Ph.D., Boston College, 1973
B.A., Boston College, 1970
Regional and Thematic Interests
Business and Economics

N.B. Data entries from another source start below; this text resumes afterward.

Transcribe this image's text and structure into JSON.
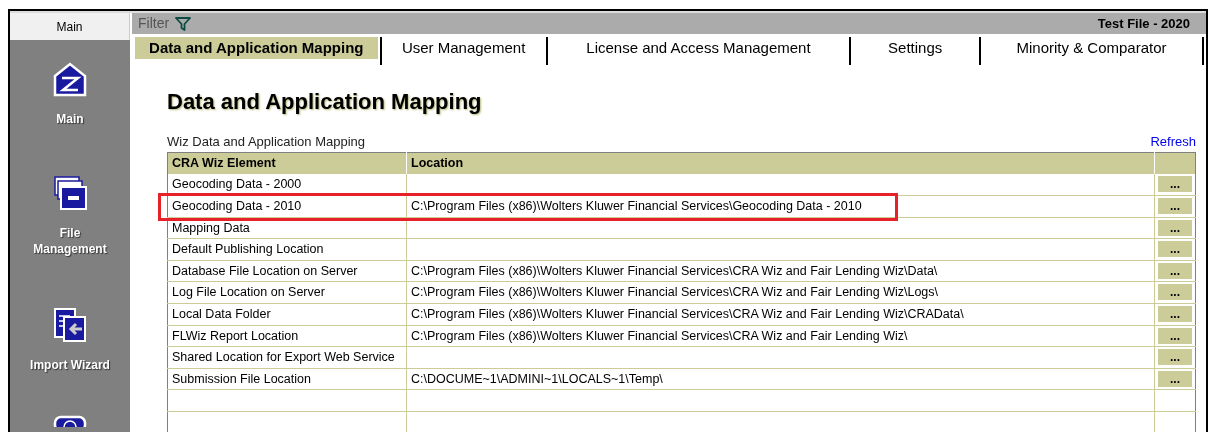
{
  "sidebar": {
    "header": "Main",
    "items": [
      {
        "kind": "home",
        "label": "Main"
      },
      {
        "kind": "files",
        "label": "File Management"
      },
      {
        "kind": "import",
        "label": "Import Wizard"
      },
      {
        "kind": "partial"
      }
    ]
  },
  "top_bar": {
    "filter_label": "Filter",
    "file_name": "Test File - 2020"
  },
  "tabs": [
    {
      "label": "Data and Application Mapping",
      "selected": true
    },
    {
      "label": "User Management",
      "selected": false
    },
    {
      "label": "License and Access Management",
      "selected": false
    },
    {
      "label": "Settings",
      "selected": false
    },
    {
      "label": "Minority & Comparator",
      "selected": false
    }
  ],
  "page_title": "Data and Application Mapping",
  "table": {
    "caption": "Wiz Data and Application Mapping",
    "refresh_link": "Refresh",
    "columns": [
      "CRA Wiz Element",
      "Location"
    ],
    "rows": [
      {
        "element": "Geocoding Data - 2000",
        "location": "",
        "button": "...",
        "highlighted": false
      },
      {
        "element": "Geocoding Data - 2010",
        "location": "C:\\Program Files (x86)\\Wolters Kluwer Financial Services\\Geocoding Data - 2010",
        "button": "...",
        "highlighted": true
      },
      {
        "element": "Mapping Data",
        "location": "",
        "button": "...",
        "highlighted": false
      },
      {
        "element": "Default Publishing Location",
        "location": "",
        "button": "...",
        "highlighted": false
      },
      {
        "element": "Database File Location on Server",
        "location": "C:\\Program Files (x86)\\Wolters Kluwer Financial Services\\CRA Wiz and Fair Lending Wiz\\Data\\",
        "button": "...",
        "highlighted": false
      },
      {
        "element": "Log File Location on Server",
        "location": "C:\\Program Files (x86)\\Wolters Kluwer Financial Services\\CRA Wiz and Fair Lending Wiz\\Logs\\",
        "button": "...",
        "highlighted": false
      },
      {
        "element": "Local Data Folder",
        "location": "C:\\Program Files (x86)\\Wolters Kluwer Financial Services\\CRA Wiz and Fair Lending Wiz\\CRAData\\",
        "button": "...",
        "highlighted": false
      },
      {
        "element": "FLWiz Report Location",
        "location": "C:\\Program Files (x86)\\Wolters Kluwer Financial Services\\CRA Wiz and Fair Lending Wiz\\",
        "button": "...",
        "highlighted": false
      },
      {
        "element": "Shared Location for Export Web Service",
        "location": "",
        "button": "...",
        "highlighted": false
      },
      {
        "element": "Submission File Location",
        "location": "C:\\DOCUME~1\\ADMINI~1\\LOCALS~1\\Temp\\",
        "button": "...",
        "highlighted": false
      }
    ]
  }
}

I am a professor of economics at the University of Colorado at Boulder. My principal interests are in the field of international trade. My research for the last 25 years has concentrated on the location, production, and welfare effects of large-scale firms and multinational corporations. I have worked on analytical models, numerical simulation models, and empirical estimation. Many years of work researching multinational firms culminated in a book on the role of multinationals in the international economy, and was published by the MIT press in the summer of 2002. While continuing to work on multinationals and the non-rivaled and non-excludable properties of knowledge capital in particular, I have more recently worked on a diverse set of issues including export-platform foreign direct investment, fragmentation and trade at the extensive margin, and selection and learning effects in multinational firms explaining their higher wages. My most recent work focuses on non-homothetic preferences and explores the role of income elasticities in explaining empirical and policy puzzles.